- WORK TO BE COMPLETED: Lines with the word "english" are the answer; copy each of them from the data below.

- GIVEN RECORDS:
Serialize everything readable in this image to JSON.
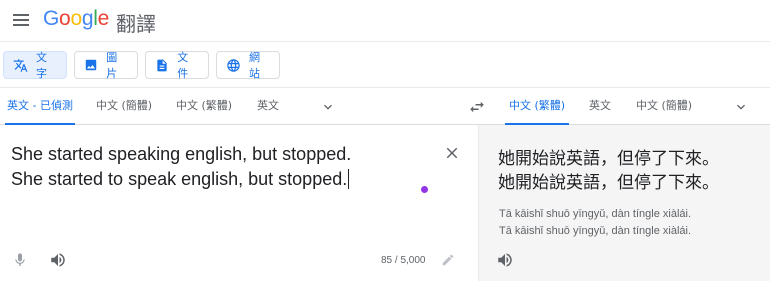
{
  "header": {
    "logo_letters": [
      "G",
      "o",
      "o",
      "g",
      "l",
      "e"
    ],
    "product": "翻譯"
  },
  "modes": [
    {
      "label": "文字",
      "icon": "translate-icon",
      "active": true
    },
    {
      "label": "圖片",
      "icon": "image-icon",
      "active": false
    },
    {
      "label": "文件",
      "icon": "document-icon",
      "active": false
    },
    {
      "label": "網站",
      "icon": "globe-icon",
      "active": false
    }
  ],
  "source_langs": [
    "英文 - 已偵測",
    "中文 (簡體)",
    "中文 (繁體)",
    "英文"
  ],
  "target_langs": [
    "中文 (繁體)",
    "英文",
    "中文 (簡體)"
  ],
  "source": {
    "lines": [
      "She started speaking english, but stopped.",
      "She started to speak english, but stopped."
    ],
    "char_count": "85 / 5,000"
  },
  "target": {
    "lines": [
      "她開始說英語，但停了下來。",
      "她開始說英語，但停了下來。"
    ],
    "romanization": [
      "Tā kāishǐ shuō yīngyǔ, dàn tíngle xiàlái.",
      "Tā kāishǐ shuō yīngyǔ, dàn tíngle xiàlái."
    ]
  },
  "colors": {
    "accent": "#1a73e8",
    "active_bg": "#e8f0fe",
    "target_bg": "#f5f5f5",
    "dot": "#9334e6"
  }
}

- OUTPUT:
      "She started speaking english, but stopped.",
      "She started to speak english, but stopped."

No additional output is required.